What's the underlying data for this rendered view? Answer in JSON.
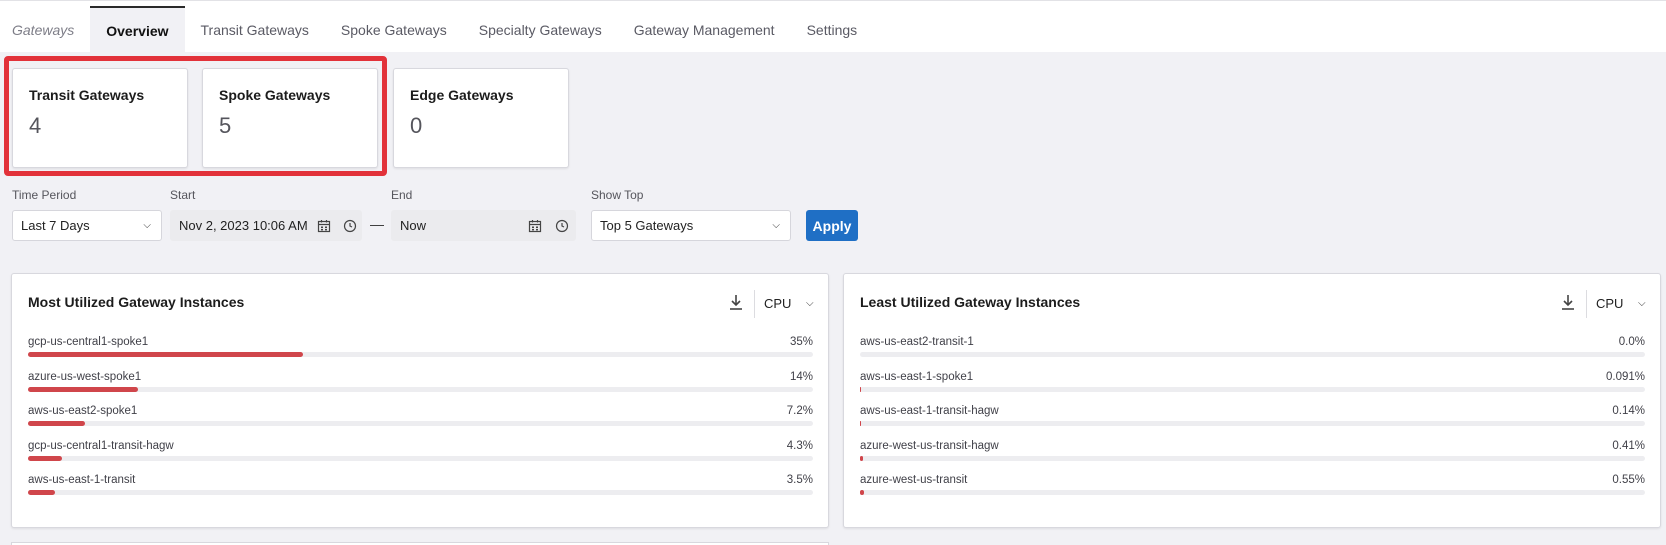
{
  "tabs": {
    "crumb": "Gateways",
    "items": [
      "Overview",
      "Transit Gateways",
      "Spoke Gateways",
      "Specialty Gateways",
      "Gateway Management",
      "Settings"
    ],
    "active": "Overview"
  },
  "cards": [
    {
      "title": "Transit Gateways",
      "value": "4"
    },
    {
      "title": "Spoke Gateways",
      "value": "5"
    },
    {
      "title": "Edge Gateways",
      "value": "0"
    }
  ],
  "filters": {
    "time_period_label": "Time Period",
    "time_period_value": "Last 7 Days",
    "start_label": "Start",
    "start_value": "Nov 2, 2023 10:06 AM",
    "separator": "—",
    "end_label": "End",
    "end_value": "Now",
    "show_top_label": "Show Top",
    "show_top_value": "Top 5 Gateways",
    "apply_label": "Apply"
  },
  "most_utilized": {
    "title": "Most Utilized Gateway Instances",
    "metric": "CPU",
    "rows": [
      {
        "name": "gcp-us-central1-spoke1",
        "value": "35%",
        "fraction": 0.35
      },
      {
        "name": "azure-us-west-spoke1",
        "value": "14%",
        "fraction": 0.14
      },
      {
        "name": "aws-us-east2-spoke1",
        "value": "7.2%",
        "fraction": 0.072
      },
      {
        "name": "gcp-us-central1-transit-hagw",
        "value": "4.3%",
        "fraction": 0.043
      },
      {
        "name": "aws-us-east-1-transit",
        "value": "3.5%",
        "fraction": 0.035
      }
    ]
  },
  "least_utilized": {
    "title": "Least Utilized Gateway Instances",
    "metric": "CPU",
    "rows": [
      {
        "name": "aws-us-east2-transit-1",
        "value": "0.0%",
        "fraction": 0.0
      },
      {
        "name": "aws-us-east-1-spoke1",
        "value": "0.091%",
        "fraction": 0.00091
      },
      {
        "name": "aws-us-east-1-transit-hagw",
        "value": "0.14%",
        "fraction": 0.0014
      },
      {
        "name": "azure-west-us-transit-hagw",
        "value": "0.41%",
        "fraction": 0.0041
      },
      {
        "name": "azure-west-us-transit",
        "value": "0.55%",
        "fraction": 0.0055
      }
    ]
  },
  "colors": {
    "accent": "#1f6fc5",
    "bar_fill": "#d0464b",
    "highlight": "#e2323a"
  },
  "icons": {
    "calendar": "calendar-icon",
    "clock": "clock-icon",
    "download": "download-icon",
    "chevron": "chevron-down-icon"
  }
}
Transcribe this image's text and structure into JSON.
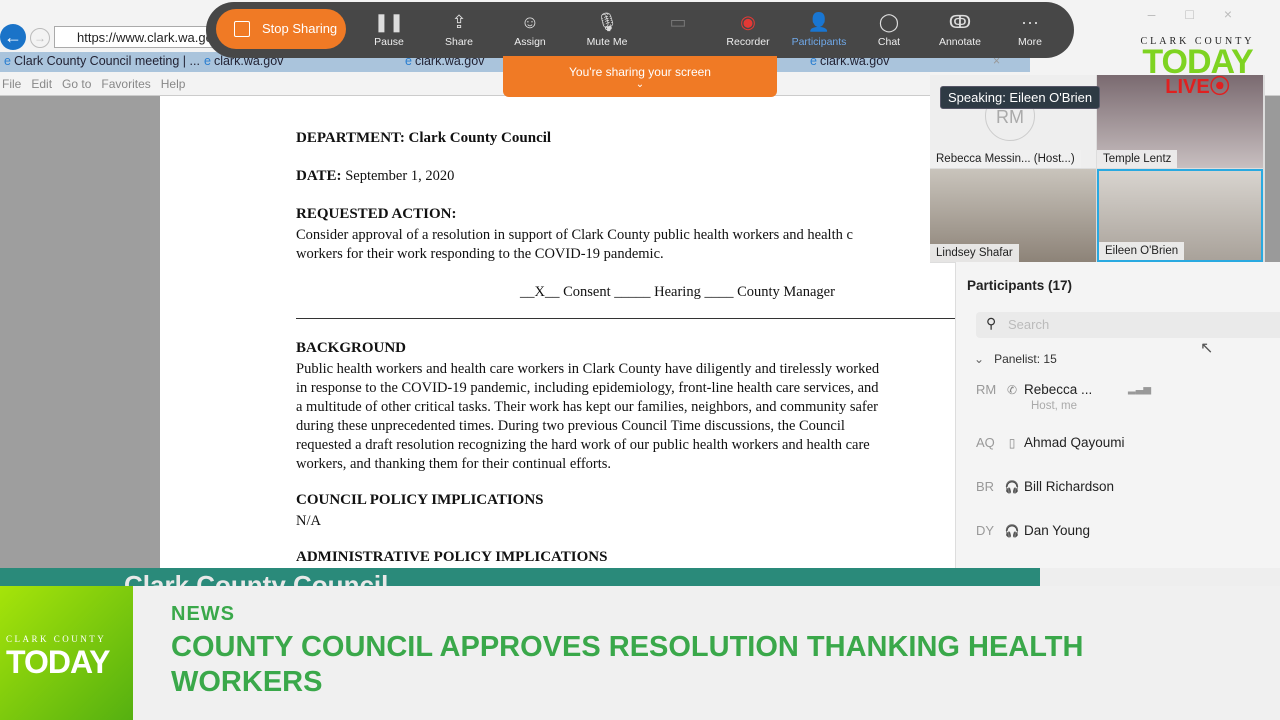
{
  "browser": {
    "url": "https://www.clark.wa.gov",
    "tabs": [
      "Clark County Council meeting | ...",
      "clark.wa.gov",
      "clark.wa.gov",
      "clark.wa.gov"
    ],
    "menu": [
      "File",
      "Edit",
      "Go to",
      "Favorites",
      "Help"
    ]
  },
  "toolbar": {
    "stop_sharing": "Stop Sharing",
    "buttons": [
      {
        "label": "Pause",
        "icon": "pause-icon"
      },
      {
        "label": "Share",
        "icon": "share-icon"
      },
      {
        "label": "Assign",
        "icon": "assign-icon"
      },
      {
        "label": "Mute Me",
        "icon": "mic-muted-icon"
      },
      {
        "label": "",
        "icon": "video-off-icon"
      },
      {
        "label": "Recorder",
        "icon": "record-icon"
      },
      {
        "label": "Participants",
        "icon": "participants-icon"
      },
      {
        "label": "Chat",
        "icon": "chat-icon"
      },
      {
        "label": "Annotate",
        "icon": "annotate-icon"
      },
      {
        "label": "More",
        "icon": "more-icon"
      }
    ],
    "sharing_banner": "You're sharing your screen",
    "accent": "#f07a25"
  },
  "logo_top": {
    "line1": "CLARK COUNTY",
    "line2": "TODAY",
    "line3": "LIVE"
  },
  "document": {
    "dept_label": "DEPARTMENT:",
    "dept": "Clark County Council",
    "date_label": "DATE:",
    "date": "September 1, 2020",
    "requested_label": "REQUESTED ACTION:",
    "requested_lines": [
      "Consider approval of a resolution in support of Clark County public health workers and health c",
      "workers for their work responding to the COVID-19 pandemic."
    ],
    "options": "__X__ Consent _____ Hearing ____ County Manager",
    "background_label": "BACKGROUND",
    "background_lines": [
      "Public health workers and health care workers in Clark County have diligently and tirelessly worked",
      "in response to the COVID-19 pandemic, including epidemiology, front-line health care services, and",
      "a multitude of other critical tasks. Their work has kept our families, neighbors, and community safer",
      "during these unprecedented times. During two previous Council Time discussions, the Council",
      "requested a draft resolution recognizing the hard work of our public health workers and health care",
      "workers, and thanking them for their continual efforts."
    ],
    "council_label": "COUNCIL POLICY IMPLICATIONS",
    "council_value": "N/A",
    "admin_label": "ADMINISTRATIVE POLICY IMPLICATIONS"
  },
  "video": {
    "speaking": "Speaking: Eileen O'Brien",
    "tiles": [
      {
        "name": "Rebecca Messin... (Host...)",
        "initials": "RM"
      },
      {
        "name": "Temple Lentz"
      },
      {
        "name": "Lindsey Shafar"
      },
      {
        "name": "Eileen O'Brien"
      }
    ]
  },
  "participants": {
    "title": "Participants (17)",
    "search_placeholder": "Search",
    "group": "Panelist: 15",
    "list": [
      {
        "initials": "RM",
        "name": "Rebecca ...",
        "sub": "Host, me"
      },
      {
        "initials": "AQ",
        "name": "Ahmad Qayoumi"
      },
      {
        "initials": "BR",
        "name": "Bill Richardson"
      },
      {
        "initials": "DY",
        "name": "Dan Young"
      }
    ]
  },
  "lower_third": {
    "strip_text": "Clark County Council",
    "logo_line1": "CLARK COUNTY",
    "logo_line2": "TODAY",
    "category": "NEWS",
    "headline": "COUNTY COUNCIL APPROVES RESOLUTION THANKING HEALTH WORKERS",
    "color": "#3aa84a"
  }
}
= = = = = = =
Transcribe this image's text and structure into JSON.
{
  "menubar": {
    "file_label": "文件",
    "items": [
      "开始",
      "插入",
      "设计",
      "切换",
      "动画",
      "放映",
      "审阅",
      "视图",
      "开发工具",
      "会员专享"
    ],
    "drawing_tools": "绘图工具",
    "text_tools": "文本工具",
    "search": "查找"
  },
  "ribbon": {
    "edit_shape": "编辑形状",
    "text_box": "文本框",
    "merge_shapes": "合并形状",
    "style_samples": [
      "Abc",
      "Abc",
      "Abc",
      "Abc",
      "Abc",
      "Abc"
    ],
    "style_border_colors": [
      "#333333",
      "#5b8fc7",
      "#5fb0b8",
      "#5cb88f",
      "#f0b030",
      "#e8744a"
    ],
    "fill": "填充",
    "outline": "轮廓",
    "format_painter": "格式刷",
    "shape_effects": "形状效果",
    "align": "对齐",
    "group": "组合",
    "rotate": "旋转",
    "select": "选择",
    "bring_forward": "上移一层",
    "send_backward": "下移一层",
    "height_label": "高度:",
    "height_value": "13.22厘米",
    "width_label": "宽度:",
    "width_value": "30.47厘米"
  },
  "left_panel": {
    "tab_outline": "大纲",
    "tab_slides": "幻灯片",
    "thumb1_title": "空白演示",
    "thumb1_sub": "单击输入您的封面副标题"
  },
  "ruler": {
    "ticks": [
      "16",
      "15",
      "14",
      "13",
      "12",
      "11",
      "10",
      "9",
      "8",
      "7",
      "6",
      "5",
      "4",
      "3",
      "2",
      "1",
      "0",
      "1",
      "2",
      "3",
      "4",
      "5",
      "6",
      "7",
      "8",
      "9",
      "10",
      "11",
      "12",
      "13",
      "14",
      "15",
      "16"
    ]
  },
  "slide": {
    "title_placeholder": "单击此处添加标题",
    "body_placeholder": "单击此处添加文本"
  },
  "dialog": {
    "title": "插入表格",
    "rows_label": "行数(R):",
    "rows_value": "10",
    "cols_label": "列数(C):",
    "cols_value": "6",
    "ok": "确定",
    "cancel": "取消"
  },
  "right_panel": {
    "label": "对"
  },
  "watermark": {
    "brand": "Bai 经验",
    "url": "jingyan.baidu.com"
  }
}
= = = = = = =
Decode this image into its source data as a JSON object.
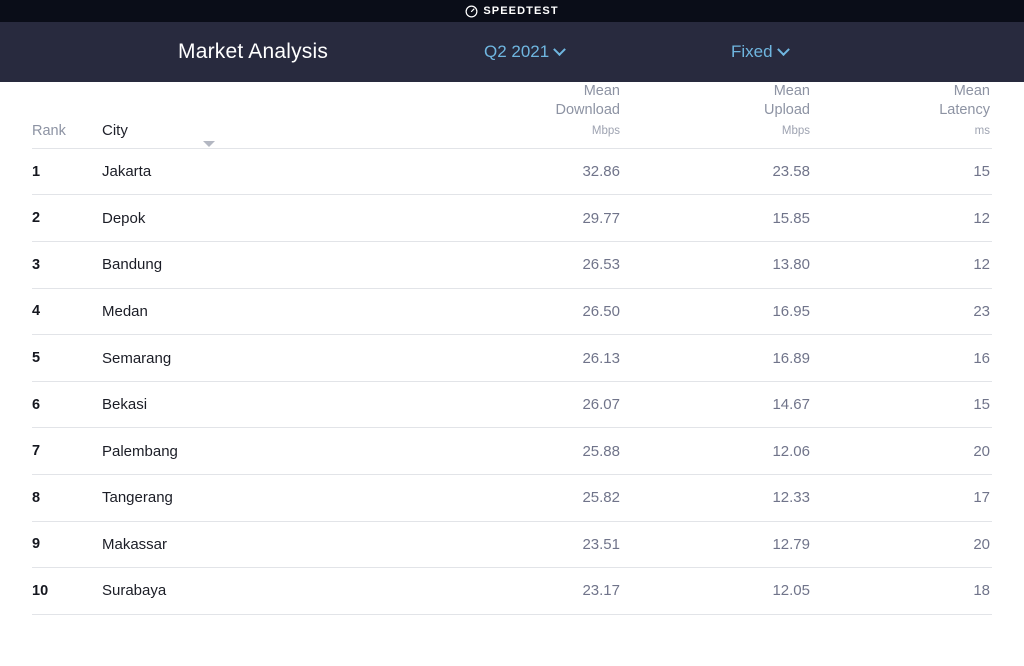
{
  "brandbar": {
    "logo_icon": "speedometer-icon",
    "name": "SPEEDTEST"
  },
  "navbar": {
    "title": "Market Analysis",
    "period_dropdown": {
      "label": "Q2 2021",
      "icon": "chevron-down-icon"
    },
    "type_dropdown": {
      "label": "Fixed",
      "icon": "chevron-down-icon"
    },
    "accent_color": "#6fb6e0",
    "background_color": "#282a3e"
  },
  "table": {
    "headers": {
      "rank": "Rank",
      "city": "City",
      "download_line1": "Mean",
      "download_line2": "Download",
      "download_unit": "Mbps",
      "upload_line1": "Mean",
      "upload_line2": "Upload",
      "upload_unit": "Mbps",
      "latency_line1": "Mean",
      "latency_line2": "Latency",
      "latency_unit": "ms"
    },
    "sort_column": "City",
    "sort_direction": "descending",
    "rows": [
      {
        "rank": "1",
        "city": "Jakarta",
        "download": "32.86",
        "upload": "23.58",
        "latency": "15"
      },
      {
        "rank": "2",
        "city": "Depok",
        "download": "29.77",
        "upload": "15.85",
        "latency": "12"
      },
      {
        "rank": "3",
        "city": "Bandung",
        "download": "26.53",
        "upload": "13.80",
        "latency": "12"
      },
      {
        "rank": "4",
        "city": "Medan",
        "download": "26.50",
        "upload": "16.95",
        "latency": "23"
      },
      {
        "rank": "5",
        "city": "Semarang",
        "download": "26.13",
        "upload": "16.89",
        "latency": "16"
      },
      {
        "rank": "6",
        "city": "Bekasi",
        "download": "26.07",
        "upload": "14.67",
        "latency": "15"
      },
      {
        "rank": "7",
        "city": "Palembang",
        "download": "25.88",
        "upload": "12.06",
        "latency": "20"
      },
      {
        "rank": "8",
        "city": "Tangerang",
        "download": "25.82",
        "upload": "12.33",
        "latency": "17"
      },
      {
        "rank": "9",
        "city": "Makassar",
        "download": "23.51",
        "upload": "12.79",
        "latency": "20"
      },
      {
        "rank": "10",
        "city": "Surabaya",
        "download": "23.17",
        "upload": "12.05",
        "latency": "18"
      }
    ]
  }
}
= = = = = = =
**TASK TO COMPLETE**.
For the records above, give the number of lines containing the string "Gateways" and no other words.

**ANSWER TO THIS TASK**.
8